After the arrests, one person was released, the other four stand accused of ‘attempted intentional homicide’, ‘wilfull violence in (…)
1. Can you introduce yourself?
I align myself with an anarchism of revolt, of rage and action that leaves full scope for individual autonomy that, in general, [organised] structures know how to stifle so well. I have many doubts about organised anarchism and difficult relationships with it. In theory, I think that an organisation with clear anarchist principles (like the Spanish CNT [ed. – National Confederation of Labour, anarcho-syndicalist trade union]) can be a good tool. In practice, (…)
After a few weeks of "vacation", which were much less vacant that any hour spent at work, returning to the job this morning was harsh and rough. To go from moments of curiosity, cheerfulness, relaxation, contemplation, love, adventure and joy, alone or alongside loved ones, back into the pits of false pretences, grovelling, rivalry, taletelling and forced smiles, those accursed forced smiles… In other words, to go from intensity to vacuity, to go from a breaths of fresh air to being devoured (…)
To work is a horrible thing.
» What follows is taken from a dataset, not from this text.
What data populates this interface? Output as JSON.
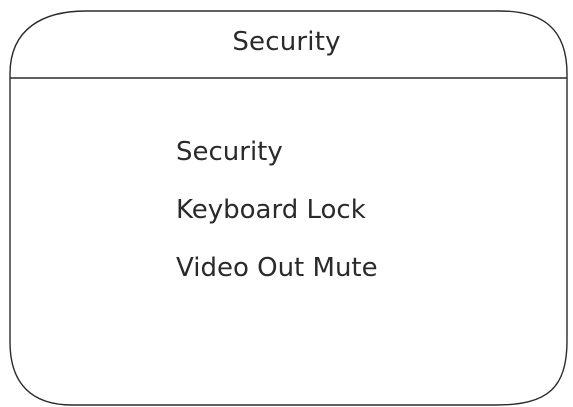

All those who wreck their spines bending over sewing machines, who stultify their brains sitting at computers, who sweat in call centers, who ruin their bodies carrying boxes whose contents they aren’t even aware of, who break down crying in the lavatory to at last wipe from their face that horrid smile they must show the customer, and all the others who weaken themselves by repetitively going through gestures which provide them with nothing but a little money (…)